The audience response to “Unexpected” has always been great. That movie had a lot to do with race and class, and also had a lot to do with gender and gender dynamics in a marriage. It’s about a woman who is dealing with this pregnancy and sort of making this choice as to whether or not she wants to stay home with this baby, or she wants to go back to work, and the guilt that you feel on either side of that. It can certainly be described as a first world problem, but it’s also a very real decision women have to make. I had a feeling that would resonate with women who were around my age, and who had babies, who had to face that kind of decision. But what surprised me was how many people, from teenage girls who were already thinking about such things to women who were in their elder years, would come up to me after the screening and say, ‘Thank you so much for making a movie about this, I’ve never seen anything about this.” That was so meaningful to me.

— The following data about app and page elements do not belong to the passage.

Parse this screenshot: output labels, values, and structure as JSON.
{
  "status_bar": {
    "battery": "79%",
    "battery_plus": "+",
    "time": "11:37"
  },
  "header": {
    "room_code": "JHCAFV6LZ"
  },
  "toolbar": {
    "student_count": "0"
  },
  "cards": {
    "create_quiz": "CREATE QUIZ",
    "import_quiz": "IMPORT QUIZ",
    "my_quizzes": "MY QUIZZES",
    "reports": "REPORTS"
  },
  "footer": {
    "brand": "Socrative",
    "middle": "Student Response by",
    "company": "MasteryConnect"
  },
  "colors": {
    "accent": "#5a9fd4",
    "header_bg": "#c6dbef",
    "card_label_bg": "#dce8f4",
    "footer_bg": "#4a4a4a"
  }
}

And I will say, while I was making this movie about pregnancy and about being a mother, I had to leave my young son at the time in the care of his father while I was in production for the film. The movie premiered at the Sundance Film Festival, and we brought our son Jude with us. We had a babysitter come to the premiere, so I could go up and present the film without holding my four-year-old’s hand. The movie is for adults, so while I presented the movie and we went into the green room, he was four-and-a-half at the time, and he said, “Can I watch the movie?” I responded, “Well, it’s really for grown-ups, but we can watch the beginning.” So he came with me into the theatre on my lap, and it was this huge theatre–the Eccles theatre in Park City. If you’ve ever been in the theatre, it’s huge. It was such an exciting moment for me, for my first film at Sundance to screen in there. When you are directing a film, the only thing you can be doing is directing the film. And I felt so guilty to be away from my son. I would come home after a twelve-hour day and he would be asleep, and I’d wake up early and leave before he was awake. We were sitting in the theatre and when the credits came up, he said “That’s your name, mama.” It just made it feel worth it.